Data provided Start Marker

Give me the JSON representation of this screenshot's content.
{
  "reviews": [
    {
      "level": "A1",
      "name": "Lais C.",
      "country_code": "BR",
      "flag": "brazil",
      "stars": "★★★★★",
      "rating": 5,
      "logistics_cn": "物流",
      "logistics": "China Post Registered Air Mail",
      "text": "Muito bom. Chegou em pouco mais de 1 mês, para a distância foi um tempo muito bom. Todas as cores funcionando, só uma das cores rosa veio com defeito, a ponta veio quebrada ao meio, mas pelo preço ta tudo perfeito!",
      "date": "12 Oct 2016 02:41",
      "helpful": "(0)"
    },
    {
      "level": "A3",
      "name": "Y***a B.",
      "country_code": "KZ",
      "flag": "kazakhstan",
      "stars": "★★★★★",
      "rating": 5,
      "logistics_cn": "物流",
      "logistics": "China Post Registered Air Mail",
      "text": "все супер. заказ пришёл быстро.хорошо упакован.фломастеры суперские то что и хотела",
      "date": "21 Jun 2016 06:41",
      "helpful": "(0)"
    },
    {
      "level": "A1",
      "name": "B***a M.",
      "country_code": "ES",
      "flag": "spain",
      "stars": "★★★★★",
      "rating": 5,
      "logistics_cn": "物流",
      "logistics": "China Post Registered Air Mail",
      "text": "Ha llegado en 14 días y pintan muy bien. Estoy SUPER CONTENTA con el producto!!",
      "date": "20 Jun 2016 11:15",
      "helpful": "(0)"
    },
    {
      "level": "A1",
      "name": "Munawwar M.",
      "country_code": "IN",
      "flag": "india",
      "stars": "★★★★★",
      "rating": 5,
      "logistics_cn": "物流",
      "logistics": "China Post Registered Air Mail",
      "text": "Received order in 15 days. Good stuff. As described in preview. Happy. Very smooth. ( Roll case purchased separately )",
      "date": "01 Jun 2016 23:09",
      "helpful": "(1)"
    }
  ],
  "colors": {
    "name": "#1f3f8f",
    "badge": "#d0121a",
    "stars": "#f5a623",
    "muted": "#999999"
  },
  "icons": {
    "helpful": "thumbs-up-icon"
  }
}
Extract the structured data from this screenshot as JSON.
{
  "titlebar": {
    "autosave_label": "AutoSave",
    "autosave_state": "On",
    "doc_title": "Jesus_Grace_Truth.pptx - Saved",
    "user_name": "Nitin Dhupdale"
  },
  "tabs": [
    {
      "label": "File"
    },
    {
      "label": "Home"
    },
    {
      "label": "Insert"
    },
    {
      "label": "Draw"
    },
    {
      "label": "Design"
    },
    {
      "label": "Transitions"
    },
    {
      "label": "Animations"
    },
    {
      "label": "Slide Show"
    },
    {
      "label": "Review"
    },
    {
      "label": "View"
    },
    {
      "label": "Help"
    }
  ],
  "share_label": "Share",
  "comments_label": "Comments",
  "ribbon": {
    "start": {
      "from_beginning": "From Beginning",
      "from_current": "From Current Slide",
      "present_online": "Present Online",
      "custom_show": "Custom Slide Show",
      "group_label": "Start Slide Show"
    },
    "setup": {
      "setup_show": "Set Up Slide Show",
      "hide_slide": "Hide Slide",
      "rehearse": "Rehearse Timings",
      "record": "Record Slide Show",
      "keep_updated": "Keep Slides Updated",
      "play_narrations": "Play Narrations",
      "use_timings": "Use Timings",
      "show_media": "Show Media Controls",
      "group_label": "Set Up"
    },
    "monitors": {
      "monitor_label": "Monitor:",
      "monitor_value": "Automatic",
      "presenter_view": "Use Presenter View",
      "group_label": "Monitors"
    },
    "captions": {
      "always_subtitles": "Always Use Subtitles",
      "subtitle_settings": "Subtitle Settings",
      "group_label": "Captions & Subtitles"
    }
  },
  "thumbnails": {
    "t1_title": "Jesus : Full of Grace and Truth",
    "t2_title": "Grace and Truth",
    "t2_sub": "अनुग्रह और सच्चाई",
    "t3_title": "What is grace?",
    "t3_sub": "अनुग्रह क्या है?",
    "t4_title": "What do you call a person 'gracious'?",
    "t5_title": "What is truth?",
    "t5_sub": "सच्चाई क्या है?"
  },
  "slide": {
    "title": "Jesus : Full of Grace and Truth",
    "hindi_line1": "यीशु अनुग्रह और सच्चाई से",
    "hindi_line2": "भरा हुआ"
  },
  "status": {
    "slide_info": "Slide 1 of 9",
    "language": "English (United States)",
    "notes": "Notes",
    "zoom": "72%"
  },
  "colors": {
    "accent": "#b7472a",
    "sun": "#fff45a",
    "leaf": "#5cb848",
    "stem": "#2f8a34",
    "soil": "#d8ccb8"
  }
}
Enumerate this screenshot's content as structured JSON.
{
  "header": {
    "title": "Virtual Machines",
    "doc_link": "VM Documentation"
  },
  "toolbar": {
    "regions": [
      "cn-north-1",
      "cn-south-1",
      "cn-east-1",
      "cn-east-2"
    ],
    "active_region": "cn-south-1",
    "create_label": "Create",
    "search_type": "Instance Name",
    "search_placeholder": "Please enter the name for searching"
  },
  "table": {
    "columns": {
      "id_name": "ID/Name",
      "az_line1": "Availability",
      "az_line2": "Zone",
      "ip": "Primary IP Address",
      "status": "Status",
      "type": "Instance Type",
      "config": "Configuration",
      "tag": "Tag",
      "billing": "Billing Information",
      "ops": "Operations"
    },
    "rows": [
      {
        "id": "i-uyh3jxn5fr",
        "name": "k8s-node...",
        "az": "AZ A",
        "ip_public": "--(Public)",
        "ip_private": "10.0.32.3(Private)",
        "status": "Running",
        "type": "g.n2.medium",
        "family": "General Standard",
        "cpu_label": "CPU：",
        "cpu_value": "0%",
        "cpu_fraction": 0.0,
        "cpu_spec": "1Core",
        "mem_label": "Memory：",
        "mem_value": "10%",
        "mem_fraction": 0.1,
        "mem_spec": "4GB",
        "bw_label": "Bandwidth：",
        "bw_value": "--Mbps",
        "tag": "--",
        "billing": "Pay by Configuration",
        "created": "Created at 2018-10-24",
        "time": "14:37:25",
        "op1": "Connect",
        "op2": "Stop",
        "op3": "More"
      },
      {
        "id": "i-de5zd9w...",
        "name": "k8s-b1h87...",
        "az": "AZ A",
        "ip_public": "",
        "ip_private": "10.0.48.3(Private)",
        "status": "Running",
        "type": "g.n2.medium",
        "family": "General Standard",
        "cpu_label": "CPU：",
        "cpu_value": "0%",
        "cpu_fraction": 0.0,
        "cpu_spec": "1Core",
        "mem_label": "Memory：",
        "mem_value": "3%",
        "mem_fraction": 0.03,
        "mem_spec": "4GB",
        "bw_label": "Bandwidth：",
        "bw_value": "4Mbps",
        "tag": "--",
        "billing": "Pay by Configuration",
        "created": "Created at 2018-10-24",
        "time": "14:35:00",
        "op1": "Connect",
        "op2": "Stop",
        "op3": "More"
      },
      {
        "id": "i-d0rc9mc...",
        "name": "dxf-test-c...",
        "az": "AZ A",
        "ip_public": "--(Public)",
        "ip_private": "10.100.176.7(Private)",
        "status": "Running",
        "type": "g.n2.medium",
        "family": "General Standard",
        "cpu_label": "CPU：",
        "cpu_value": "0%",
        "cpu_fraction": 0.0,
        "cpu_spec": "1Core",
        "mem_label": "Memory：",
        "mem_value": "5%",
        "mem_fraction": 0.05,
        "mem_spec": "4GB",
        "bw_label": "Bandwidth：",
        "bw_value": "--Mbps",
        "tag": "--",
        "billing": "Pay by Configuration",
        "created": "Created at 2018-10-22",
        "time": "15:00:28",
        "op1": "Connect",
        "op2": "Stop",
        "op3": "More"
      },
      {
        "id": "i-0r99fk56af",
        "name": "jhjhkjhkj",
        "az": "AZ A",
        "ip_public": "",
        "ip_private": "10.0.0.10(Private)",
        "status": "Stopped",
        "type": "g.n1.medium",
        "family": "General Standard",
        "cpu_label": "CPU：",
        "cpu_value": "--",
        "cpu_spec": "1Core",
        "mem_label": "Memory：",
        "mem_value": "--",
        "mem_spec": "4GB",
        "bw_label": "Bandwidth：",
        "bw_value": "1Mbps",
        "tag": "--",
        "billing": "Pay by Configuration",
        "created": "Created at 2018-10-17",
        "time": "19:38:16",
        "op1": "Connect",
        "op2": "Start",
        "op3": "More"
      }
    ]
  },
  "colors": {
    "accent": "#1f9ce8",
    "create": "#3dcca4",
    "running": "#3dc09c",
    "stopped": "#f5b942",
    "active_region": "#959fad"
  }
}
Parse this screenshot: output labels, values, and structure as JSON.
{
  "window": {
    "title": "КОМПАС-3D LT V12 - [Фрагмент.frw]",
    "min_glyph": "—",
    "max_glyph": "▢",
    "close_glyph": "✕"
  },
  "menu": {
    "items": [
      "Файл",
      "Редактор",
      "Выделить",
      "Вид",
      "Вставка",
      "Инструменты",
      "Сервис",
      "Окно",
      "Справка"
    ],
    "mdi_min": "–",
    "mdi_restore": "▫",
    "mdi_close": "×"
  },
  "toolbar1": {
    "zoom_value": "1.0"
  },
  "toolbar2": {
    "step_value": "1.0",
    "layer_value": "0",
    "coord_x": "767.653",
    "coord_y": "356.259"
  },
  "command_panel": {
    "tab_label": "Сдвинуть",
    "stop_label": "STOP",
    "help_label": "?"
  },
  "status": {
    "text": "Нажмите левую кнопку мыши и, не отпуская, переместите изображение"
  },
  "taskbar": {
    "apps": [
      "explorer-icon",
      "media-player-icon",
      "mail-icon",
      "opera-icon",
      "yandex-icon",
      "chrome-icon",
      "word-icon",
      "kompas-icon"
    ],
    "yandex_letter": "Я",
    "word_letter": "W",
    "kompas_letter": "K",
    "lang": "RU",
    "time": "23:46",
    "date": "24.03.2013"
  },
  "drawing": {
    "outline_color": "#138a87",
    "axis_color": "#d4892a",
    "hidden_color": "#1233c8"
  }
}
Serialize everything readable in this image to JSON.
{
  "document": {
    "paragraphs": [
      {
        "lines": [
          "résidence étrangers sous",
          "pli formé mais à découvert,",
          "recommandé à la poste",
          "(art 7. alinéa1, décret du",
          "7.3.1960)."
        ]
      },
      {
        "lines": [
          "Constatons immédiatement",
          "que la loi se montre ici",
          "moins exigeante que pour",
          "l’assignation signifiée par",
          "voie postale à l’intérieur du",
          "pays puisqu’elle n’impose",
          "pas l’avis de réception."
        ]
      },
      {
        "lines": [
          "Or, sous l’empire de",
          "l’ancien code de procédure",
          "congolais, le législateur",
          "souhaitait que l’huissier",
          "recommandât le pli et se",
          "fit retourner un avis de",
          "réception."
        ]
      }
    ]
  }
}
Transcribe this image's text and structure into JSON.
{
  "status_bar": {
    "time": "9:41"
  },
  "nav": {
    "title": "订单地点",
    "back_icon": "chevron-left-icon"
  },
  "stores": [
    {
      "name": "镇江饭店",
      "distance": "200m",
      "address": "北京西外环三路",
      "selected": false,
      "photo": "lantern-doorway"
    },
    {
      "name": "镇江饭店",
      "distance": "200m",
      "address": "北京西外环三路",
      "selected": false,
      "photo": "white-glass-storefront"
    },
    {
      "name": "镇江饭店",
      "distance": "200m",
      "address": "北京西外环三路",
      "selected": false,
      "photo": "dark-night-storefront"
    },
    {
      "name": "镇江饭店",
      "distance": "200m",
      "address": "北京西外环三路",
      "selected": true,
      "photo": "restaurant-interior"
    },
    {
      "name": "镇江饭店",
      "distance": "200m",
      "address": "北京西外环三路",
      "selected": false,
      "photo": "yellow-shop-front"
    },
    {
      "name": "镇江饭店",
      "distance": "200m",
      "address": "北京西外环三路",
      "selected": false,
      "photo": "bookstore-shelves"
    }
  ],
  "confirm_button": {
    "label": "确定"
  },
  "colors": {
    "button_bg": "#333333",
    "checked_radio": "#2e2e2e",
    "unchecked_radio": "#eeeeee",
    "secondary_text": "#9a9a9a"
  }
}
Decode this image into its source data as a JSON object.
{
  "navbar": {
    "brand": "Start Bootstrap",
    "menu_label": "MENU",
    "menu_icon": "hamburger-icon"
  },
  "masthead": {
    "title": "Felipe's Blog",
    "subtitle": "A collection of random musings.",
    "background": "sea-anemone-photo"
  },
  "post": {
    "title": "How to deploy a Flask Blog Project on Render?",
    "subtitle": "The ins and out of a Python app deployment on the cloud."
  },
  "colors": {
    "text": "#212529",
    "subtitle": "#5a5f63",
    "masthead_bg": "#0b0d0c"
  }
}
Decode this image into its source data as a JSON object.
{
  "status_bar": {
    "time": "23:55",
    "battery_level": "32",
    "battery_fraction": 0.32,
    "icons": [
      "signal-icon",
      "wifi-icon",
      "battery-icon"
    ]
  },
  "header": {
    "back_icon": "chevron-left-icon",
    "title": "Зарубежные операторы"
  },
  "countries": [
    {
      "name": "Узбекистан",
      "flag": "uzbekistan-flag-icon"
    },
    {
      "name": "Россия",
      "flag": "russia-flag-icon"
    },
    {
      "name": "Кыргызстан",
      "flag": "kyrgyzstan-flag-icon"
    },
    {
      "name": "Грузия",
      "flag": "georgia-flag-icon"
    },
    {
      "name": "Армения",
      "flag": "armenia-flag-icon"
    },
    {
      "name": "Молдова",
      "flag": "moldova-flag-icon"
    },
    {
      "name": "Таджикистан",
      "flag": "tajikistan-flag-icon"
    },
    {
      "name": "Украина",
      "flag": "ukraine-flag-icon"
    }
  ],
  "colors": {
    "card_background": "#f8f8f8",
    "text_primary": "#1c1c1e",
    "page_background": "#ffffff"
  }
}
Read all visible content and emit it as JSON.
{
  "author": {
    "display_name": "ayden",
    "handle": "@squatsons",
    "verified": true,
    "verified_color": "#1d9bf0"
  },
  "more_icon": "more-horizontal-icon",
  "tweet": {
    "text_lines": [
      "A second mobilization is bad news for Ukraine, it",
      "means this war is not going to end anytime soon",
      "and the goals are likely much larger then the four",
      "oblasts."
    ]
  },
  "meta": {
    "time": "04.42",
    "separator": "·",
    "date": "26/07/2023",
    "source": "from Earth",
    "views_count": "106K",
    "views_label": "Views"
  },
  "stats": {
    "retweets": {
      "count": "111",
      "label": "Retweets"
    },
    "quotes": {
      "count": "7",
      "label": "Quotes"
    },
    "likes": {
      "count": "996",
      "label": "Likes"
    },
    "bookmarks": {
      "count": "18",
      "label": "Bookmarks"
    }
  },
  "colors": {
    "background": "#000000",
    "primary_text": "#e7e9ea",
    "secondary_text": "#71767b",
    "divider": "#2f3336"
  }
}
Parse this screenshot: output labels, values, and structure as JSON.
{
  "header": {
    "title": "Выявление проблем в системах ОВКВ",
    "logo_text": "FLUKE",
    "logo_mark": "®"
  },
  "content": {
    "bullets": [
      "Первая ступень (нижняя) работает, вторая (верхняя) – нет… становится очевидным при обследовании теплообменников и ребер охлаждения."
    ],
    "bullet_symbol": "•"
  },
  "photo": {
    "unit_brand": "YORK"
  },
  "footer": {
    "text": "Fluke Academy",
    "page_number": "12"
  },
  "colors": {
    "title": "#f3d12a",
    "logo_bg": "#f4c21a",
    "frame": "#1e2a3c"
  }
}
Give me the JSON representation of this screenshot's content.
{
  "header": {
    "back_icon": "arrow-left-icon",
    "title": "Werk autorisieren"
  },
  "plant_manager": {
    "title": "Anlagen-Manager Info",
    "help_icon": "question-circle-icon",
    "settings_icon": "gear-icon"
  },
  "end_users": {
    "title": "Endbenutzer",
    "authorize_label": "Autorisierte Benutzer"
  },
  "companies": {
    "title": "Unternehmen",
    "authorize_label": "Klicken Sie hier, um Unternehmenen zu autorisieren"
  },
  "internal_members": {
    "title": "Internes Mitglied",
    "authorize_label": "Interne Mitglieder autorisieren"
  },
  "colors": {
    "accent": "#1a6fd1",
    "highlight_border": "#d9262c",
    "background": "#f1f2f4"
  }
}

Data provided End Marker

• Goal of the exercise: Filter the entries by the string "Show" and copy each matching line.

• Response area:
      "label": "Slide Show"
      "custom_show": "Custom Slide Show",
      "group_label": "Start Slide Show"
      "setup_show": "Set Up Slide Show",
      "record": "Record Slide Show",
      "show_media": "Show Media Controls",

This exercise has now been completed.